(EXERCISE REQUIREMENTS): Give the data again exactly as written, without any of its pictures.

(DATASET ENTRIES):
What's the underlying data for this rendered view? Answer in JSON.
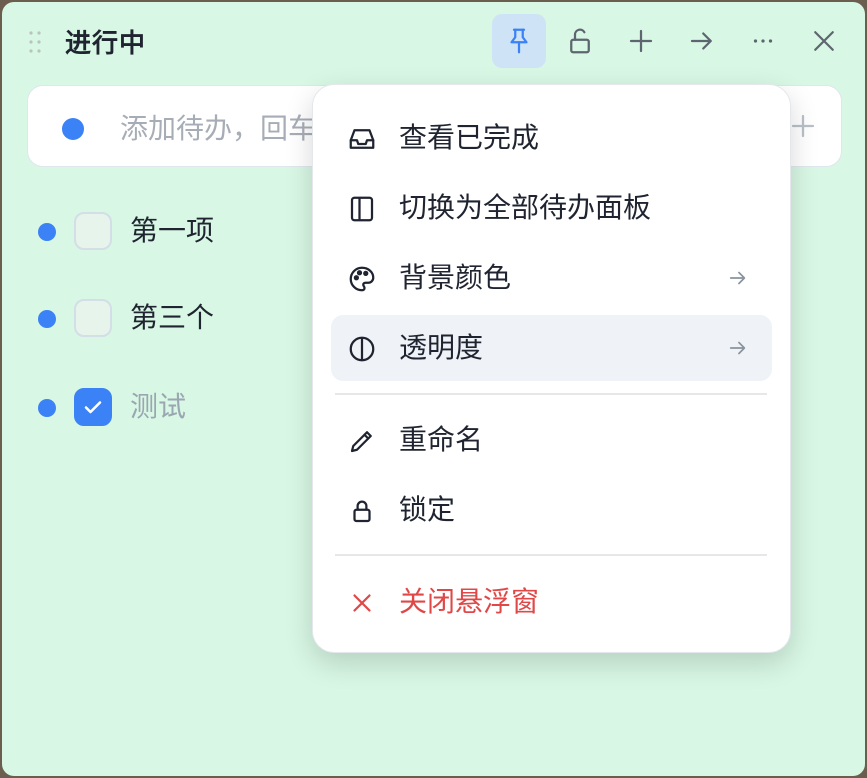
{
  "header": {
    "title": "进行中",
    "buttons": [
      "pin",
      "unlock",
      "add",
      "move",
      "more",
      "close"
    ]
  },
  "add_bar": {
    "placeholder": "添加待办，回车保存"
  },
  "todos": [
    {
      "label": "第一项",
      "checked": false
    },
    {
      "label": "第三个",
      "checked": false
    },
    {
      "label": "测试",
      "checked": true
    }
  ],
  "menu": {
    "items": [
      {
        "label": "查看已完成",
        "icon": "inbox-icon"
      },
      {
        "label": "切换为全部待办面板",
        "icon": "panel-icon"
      },
      {
        "label": "背景颜色",
        "icon": "palette-icon",
        "has_submenu": true
      },
      {
        "label": "透明度",
        "icon": "contrast-icon",
        "has_submenu": true,
        "highlighted": true
      },
      {
        "label": "重命名",
        "icon": "pencil-icon"
      },
      {
        "label": "锁定",
        "icon": "lock-icon"
      },
      {
        "label": "关闭悬浮窗",
        "icon": "close-icon",
        "danger": true
      }
    ]
  },
  "colors": {
    "background": "#d8f7e4",
    "accent": "#3b82f6",
    "danger": "#e04848",
    "text": "#1f2430"
  }
}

(TASK ANSWER):
What's the underlying data for this rendered view? Answer in JSON.
{
  "header": {
    "title": "进行中",
    "buttons": [
      "pin",
      "unlock",
      "add",
      "move",
      "more",
      "close"
    ]
  },
  "add_bar": {
    "placeholder": "添加待办，回车保存"
  },
  "todos": [
    {
      "label": "第一项",
      "checked": false
    },
    {
      "label": "第三个",
      "checked": false
    },
    {
      "label": "测试",
      "checked": true
    }
  ],
  "menu": {
    "items": [
      {
        "label": "查看已完成",
        "icon": "inbox-icon"
      },
      {
        "label": "切换为全部待办面板",
        "icon": "panel-icon"
      },
      {
        "label": "背景颜色",
        "icon": "palette-icon",
        "has_submenu": true
      },
      {
        "label": "透明度",
        "icon": "contrast-icon",
        "has_submenu": true,
        "highlighted": true
      },
      {
        "label": "重命名",
        "icon": "pencil-icon"
      },
      {
        "label": "锁定",
        "icon": "lock-icon"
      },
      {
        "label": "关闭悬浮窗",
        "icon": "close-icon",
        "danger": true
      }
    ]
  },
  "colors": {
    "background": "#d8f7e4",
    "accent": "#3b82f6",
    "danger": "#e04848",
    "text": "#1f2430"
  }
}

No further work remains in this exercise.